Check every line of the entries below for the word "Perspective", then give only the number of lines that have it.

^^^^^^^^^^^^^^^^

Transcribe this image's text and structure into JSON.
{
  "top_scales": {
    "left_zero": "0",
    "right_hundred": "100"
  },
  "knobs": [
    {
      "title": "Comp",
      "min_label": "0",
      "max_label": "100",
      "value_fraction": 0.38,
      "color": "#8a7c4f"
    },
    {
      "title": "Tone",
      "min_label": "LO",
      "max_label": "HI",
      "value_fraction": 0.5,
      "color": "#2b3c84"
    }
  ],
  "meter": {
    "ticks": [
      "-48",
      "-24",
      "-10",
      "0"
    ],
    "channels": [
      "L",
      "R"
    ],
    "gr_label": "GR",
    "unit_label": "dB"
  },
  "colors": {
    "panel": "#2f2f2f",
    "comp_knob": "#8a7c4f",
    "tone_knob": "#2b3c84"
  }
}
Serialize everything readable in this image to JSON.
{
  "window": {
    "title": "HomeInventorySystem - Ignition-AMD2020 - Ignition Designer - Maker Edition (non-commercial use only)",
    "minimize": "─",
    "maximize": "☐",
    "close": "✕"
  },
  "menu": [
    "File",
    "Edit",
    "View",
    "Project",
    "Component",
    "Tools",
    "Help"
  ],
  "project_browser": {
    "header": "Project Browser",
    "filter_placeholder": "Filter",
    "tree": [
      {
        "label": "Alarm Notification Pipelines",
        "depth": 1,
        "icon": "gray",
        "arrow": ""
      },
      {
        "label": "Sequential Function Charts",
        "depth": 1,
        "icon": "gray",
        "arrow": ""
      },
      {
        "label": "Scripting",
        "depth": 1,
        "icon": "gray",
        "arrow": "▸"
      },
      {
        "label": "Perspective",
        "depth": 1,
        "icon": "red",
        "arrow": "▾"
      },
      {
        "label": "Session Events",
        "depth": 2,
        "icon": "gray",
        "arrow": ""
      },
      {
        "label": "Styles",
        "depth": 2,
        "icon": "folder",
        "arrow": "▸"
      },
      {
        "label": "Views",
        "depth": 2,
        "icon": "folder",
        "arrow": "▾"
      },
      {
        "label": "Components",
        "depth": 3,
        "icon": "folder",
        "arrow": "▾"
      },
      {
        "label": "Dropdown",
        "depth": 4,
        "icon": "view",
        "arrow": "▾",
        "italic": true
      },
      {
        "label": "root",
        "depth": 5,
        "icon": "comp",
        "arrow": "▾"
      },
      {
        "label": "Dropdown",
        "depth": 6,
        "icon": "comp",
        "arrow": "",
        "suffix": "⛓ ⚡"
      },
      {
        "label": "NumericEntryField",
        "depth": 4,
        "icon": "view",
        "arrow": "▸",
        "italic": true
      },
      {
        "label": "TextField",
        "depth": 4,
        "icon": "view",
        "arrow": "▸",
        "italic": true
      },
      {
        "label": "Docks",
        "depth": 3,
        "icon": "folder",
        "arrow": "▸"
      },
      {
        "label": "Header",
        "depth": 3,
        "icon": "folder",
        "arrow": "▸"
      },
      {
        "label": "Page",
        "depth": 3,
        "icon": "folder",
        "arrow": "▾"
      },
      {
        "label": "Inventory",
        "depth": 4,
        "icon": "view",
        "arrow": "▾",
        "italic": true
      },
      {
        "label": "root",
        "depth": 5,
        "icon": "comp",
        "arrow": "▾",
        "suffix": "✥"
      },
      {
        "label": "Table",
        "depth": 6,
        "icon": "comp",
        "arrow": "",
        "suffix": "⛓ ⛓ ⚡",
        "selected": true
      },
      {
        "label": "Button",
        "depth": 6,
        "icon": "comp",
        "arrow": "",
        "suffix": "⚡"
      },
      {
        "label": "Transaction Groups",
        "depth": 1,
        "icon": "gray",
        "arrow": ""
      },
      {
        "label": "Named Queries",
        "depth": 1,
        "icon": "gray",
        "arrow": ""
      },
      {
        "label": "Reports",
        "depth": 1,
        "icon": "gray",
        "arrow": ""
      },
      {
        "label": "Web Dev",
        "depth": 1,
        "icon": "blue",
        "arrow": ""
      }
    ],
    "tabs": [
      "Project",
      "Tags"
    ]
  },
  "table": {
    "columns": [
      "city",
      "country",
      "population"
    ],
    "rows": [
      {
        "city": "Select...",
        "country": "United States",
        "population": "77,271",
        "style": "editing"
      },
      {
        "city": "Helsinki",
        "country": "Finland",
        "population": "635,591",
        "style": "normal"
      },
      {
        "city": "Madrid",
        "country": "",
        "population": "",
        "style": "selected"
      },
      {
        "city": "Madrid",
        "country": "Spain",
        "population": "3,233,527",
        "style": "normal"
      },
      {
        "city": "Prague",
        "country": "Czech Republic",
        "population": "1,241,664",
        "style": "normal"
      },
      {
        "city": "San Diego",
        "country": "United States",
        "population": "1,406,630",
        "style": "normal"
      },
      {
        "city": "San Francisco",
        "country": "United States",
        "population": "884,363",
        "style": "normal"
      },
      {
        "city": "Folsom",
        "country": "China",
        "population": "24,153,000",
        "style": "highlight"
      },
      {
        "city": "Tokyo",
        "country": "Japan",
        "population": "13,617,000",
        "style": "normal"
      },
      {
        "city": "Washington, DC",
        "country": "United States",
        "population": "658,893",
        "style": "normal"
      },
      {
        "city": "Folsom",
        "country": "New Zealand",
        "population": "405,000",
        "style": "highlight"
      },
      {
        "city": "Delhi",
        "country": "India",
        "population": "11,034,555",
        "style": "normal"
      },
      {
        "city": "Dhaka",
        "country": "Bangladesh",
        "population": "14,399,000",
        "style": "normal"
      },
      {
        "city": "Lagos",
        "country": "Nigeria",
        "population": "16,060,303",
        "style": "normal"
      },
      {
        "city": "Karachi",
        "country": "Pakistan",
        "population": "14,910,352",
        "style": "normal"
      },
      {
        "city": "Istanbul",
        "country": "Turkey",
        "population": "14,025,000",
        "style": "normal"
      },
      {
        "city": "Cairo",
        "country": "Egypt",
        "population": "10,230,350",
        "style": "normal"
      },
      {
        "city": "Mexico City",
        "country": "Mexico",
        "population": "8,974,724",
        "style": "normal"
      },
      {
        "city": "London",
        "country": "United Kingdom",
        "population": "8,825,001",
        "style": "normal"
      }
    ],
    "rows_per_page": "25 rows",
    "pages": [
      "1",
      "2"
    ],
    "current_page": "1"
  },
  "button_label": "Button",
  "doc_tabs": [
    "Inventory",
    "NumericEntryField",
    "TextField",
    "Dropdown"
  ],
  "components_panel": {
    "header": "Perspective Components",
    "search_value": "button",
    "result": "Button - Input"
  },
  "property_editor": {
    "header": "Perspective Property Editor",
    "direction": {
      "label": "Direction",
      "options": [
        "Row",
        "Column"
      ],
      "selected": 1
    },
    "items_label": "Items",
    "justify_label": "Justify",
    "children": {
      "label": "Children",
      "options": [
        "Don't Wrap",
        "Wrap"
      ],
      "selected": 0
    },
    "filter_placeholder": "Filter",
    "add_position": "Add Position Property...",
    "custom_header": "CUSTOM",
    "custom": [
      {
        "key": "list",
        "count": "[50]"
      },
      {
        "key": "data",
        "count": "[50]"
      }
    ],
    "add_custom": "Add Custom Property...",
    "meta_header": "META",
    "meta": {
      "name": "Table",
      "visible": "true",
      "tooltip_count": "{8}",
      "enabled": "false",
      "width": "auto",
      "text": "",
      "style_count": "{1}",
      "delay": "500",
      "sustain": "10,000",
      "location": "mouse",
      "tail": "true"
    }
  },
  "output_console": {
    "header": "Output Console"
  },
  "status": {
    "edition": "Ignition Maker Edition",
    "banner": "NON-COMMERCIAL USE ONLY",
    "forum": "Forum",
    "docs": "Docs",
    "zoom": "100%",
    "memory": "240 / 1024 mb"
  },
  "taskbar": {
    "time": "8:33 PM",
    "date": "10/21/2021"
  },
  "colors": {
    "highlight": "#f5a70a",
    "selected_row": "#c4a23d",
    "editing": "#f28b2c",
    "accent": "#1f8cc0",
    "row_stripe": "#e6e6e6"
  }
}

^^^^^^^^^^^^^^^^

(RESPONSE BELOW) 3